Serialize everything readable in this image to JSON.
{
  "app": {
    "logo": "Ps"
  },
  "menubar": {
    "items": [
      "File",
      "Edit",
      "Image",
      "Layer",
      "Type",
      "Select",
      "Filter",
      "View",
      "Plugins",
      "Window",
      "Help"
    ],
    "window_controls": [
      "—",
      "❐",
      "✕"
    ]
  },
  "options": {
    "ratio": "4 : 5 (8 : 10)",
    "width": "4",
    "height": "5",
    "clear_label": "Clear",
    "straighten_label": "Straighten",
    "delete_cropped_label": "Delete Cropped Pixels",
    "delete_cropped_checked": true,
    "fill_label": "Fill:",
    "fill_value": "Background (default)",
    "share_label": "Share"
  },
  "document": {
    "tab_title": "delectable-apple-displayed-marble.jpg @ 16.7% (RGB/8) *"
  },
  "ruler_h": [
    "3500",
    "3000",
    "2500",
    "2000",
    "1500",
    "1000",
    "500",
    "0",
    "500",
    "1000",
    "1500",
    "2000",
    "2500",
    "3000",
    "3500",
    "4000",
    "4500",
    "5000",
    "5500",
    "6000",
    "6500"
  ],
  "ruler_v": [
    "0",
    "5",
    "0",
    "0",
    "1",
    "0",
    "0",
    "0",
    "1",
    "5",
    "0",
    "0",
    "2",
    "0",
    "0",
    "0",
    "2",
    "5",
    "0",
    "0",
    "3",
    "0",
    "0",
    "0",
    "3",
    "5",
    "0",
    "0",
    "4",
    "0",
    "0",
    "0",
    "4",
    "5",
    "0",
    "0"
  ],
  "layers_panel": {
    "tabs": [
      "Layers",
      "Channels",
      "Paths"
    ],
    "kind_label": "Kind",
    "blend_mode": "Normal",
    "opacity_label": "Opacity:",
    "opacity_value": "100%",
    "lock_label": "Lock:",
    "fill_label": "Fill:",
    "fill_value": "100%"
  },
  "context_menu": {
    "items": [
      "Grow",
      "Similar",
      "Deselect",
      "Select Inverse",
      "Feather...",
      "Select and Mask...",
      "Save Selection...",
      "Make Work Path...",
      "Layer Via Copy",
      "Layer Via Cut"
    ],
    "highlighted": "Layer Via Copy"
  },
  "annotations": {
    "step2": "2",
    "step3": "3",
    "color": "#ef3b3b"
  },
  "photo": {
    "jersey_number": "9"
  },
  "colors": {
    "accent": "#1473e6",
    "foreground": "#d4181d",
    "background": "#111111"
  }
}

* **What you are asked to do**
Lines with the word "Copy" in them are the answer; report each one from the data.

* **Your solution**
      "Layer Via Copy",
    "highlighted": "Layer Via Copy"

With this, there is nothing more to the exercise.